▸ What you need to do: Every line of the records that holds the word "hand" should be copied.

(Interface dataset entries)
[Start of Attachment]
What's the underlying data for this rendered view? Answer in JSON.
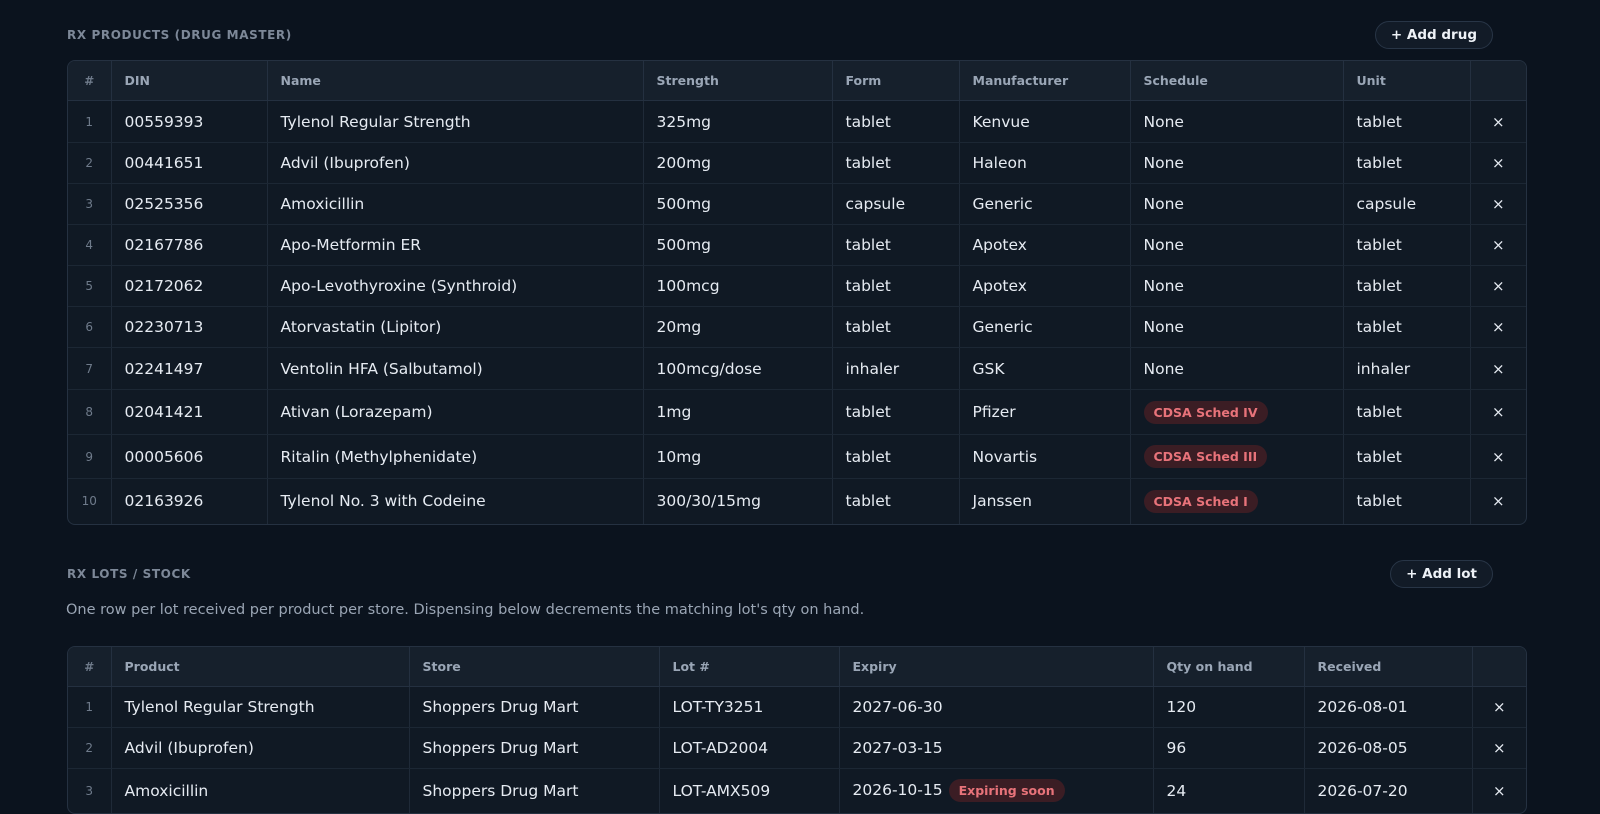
{
  "products": {
    "title": "RX PRODUCTS (DRUG MASTER)",
    "add_label": "+ Add drug",
    "columns": [
      "#",
      "DIN",
      "Name",
      "Strength",
      "Form",
      "Manufacturer",
      "Schedule",
      "Unit",
      ""
    ],
    "rows": [
      {
        "n": "1",
        "din": "00559393",
        "name": "Tylenol Regular Strength",
        "strength": "325mg",
        "form": "tablet",
        "mfr": "Kenvue",
        "schedule": "None",
        "unit": "tablet"
      },
      {
        "n": "2",
        "din": "00441651",
        "name": "Advil (Ibuprofen)",
        "strength": "200mg",
        "form": "tablet",
        "mfr": "Haleon",
        "schedule": "None",
        "unit": "tablet"
      },
      {
        "n": "3",
        "din": "02525356",
        "name": "Amoxicillin",
        "strength": "500mg",
        "form": "capsule",
        "mfr": "Generic",
        "schedule": "None",
        "unit": "capsule"
      },
      {
        "n": "4",
        "din": "02167786",
        "name": "Apo-Metformin ER",
        "strength": "500mg",
        "form": "tablet",
        "mfr": "Apotex",
        "schedule": "None",
        "unit": "tablet"
      },
      {
        "n": "5",
        "din": "02172062",
        "name": "Apo-Levothyroxine (Synthroid)",
        "strength": "100mcg",
        "form": "tablet",
        "mfr": "Apotex",
        "schedule": "None",
        "unit": "tablet"
      },
      {
        "n": "6",
        "din": "02230713",
        "name": "Atorvastatin (Lipitor)",
        "strength": "20mg",
        "form": "tablet",
        "mfr": "Generic",
        "schedule": "None",
        "unit": "tablet"
      },
      {
        "n": "7",
        "din": "02241497",
        "name": "Ventolin HFA (Salbutamol)",
        "strength": "100mcg/dose",
        "form": "inhaler",
        "mfr": "GSK",
        "schedule": "None",
        "unit": "inhaler"
      },
      {
        "n": "8",
        "din": "02041421",
        "name": "Ativan (Lorazepam)",
        "strength": "1mg",
        "form": "tablet",
        "mfr": "Pfizer",
        "schedule": "CDSA Sched IV",
        "unit": "tablet"
      },
      {
        "n": "9",
        "din": "00005606",
        "name": "Ritalin (Methylphenidate)",
        "strength": "10mg",
        "form": "tablet",
        "mfr": "Novartis",
        "schedule": "CDSA Sched III",
        "unit": "tablet"
      },
      {
        "n": "10",
        "din": "02163926",
        "name": "Tylenol No. 3 with Codeine",
        "strength": "300/30/15mg",
        "form": "tablet",
        "mfr": "Janssen",
        "schedule": "CDSA Sched I",
        "unit": "tablet"
      }
    ]
  },
  "lots": {
    "title": "RX LOTS / STOCK",
    "add_label": "+ Add lot",
    "description": "One row per lot received per product per store. Dispensing below decrements the matching lot's qty on hand.",
    "columns": [
      "#",
      "Product",
      "Store",
      "Lot #",
      "Expiry",
      "Qty on hand",
      "Received",
      ""
    ],
    "rows": [
      {
        "n": "1",
        "product": "Tylenol Regular Strength",
        "store": "Shoppers Drug Mart",
        "lot": "LOT-TY3251",
        "expiry": "2027-06-30",
        "badge": "",
        "qty": "120",
        "received": "2026-08-01"
      },
      {
        "n": "2",
        "product": "Advil (Ibuprofen)",
        "store": "Shoppers Drug Mart",
        "lot": "LOT-AD2004",
        "expiry": "2027-03-15",
        "badge": "",
        "qty": "96",
        "received": "2026-08-05"
      },
      {
        "n": "3",
        "product": "Amoxicillin",
        "store": "Shoppers Drug Mart",
        "lot": "LOT-AMX509",
        "expiry": "2026-10-15",
        "badge": "Expiring soon",
        "qty": "24",
        "received": "2026-07-20"
      }
    ]
  },
  "remove_symbol": "×",
  "colors": {
    "background": "#0b131e",
    "badge_bg": "#3b1d24",
    "badge_text": "#e8737a"
  }
}
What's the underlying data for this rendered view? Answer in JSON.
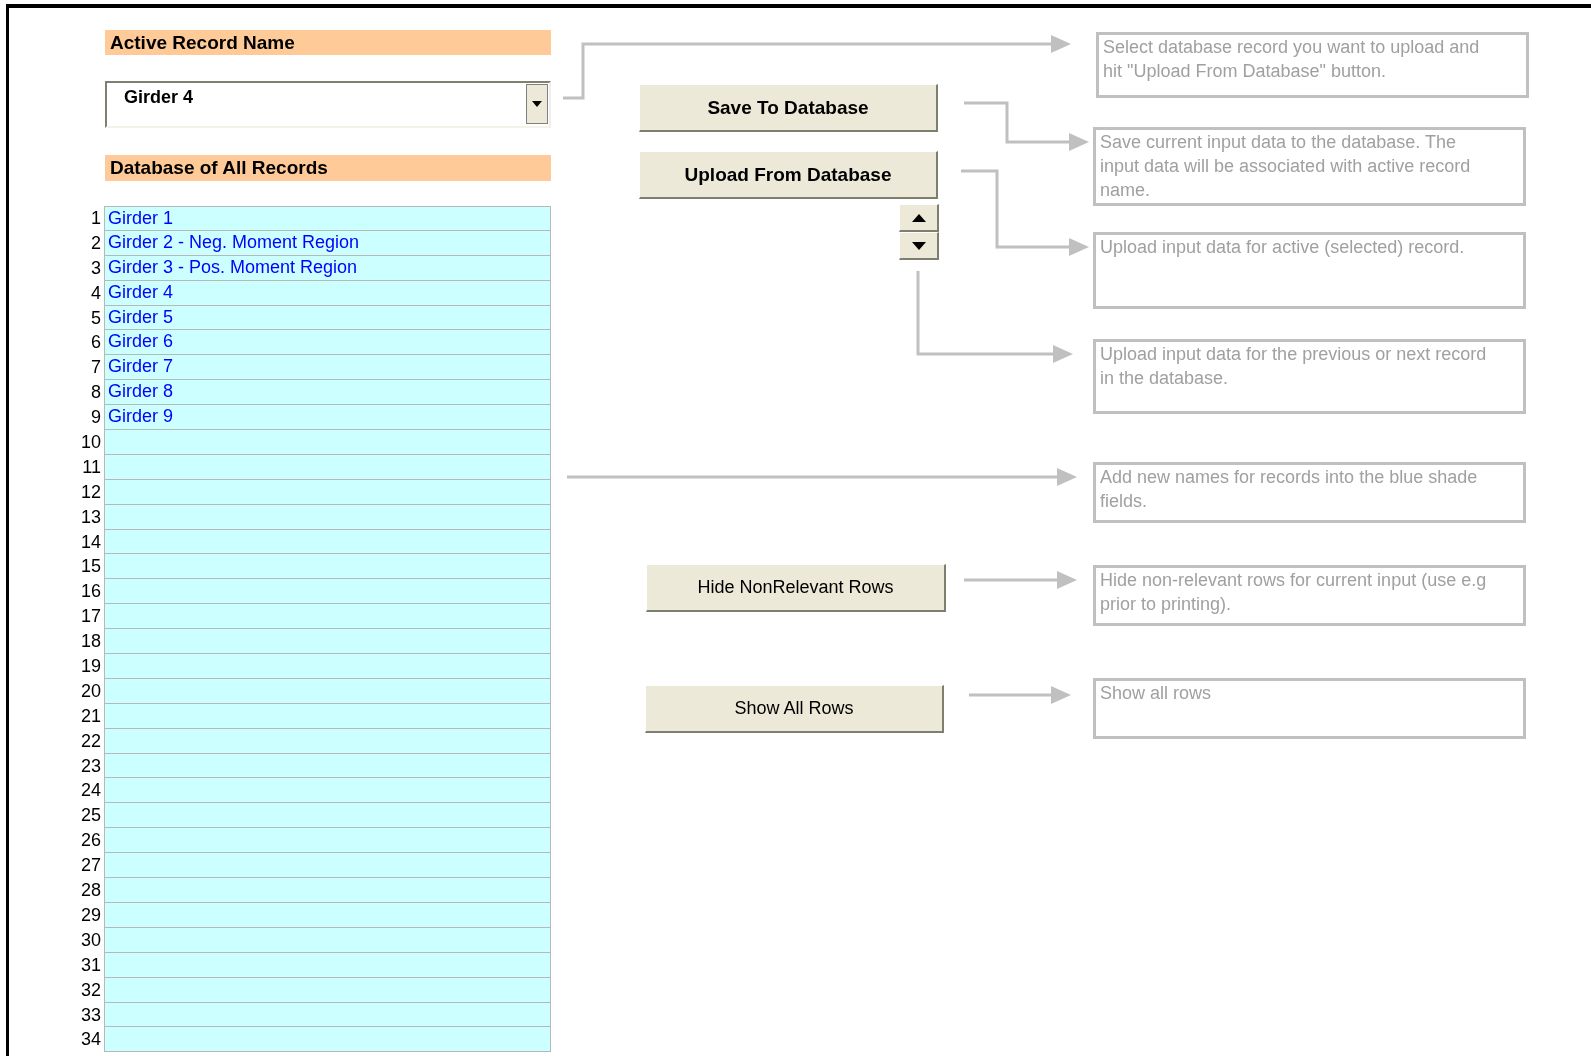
{
  "active_record": {
    "label": "Active Record Name",
    "value": "Girder 4"
  },
  "database": {
    "label": "Database of All Records",
    "rows": [
      {
        "number": "1",
        "name": "Girder 1"
      },
      {
        "number": "2",
        "name": "Girder 2 - Neg. Moment Region"
      },
      {
        "number": "3",
        "name": "Girder 3 - Pos. Moment Region"
      },
      {
        "number": "4",
        "name": "Girder 4"
      },
      {
        "number": "5",
        "name": "Girder 5"
      },
      {
        "number": "6",
        "name": "Girder 6"
      },
      {
        "number": "7",
        "name": "Girder 7"
      },
      {
        "number": "8",
        "name": "Girder 8"
      },
      {
        "number": "9",
        "name": "Girder 9"
      },
      {
        "number": "10"
      },
      {
        "number": "11"
      },
      {
        "number": "12"
      },
      {
        "number": "13"
      },
      {
        "number": "14"
      },
      {
        "number": "15"
      },
      {
        "number": "16"
      },
      {
        "number": "17"
      },
      {
        "number": "18"
      },
      {
        "number": "19"
      },
      {
        "number": "20"
      },
      {
        "number": "21"
      },
      {
        "number": "22"
      },
      {
        "number": "23"
      },
      {
        "number": "24"
      },
      {
        "number": "25"
      },
      {
        "number": "26"
      },
      {
        "number": "27"
      },
      {
        "number": "28"
      },
      {
        "number": "29"
      },
      {
        "number": "30"
      },
      {
        "number": "31"
      },
      {
        "number": "32"
      },
      {
        "number": "33"
      },
      {
        "number": "34"
      }
    ]
  },
  "buttons": [
    {
      "label": "Save To Database",
      "bold": true
    },
    {
      "label": "Upload From Database",
      "bold": true
    },
    {
      "label": "Hide NonRelevant Rows",
      "bold": false
    },
    {
      "label": "Show All Rows",
      "bold": false
    }
  ],
  "notes": [
    {
      "text": "Select database record you want to upload and\nhit \"Upload From Database\" button."
    },
    {
      "text": "Save current input data to the database. The\ninput data will be associated with active record\nname."
    },
    {
      "text": "Upload input data for active (selected) record."
    },
    {
      "text": "Upload input data for the previous or next record\nin the database."
    },
    {
      "text": "Add new names for records into the blue shade\nfields."
    },
    {
      "text": "Hide non-relevant rows for current input (use e.g\nprior to printing)."
    },
    {
      "text": "Show all rows"
    }
  ]
}
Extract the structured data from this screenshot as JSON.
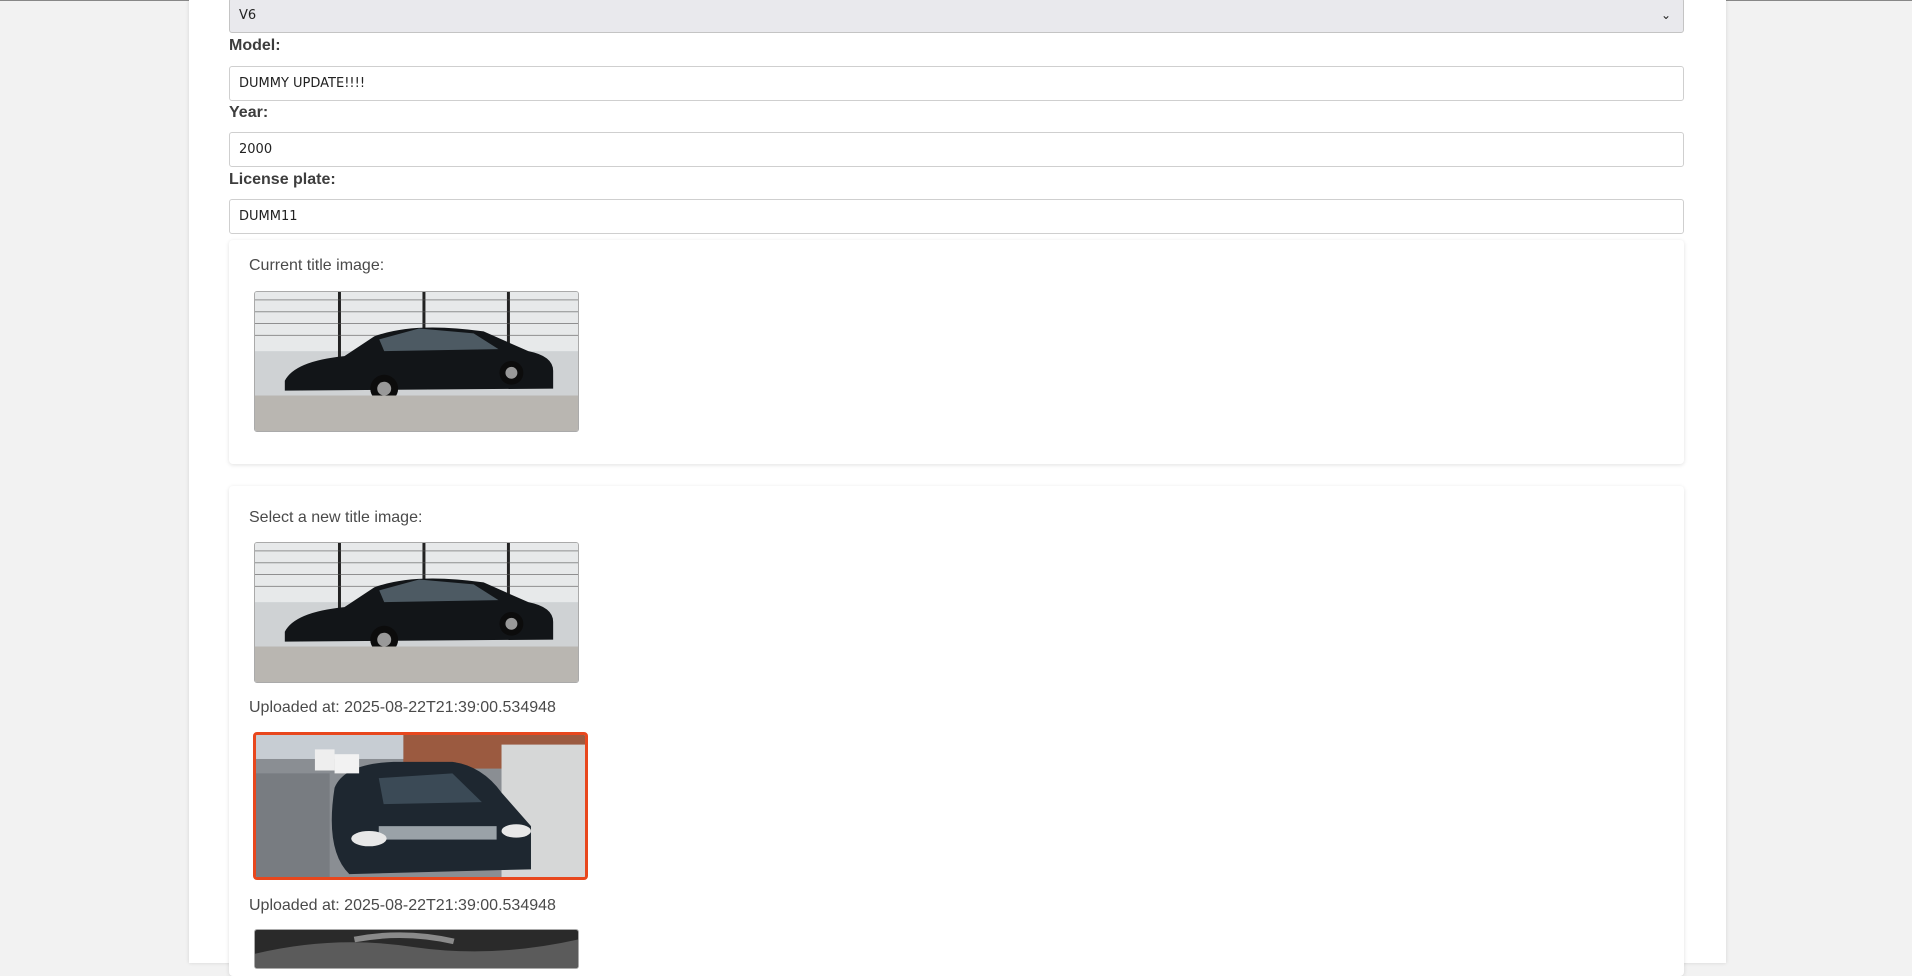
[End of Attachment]
▸ Task result:
    "description": "One row per lot received per product per store. Dispensing below decrements the matching lot's qty on hand.",
      "Qty on hand",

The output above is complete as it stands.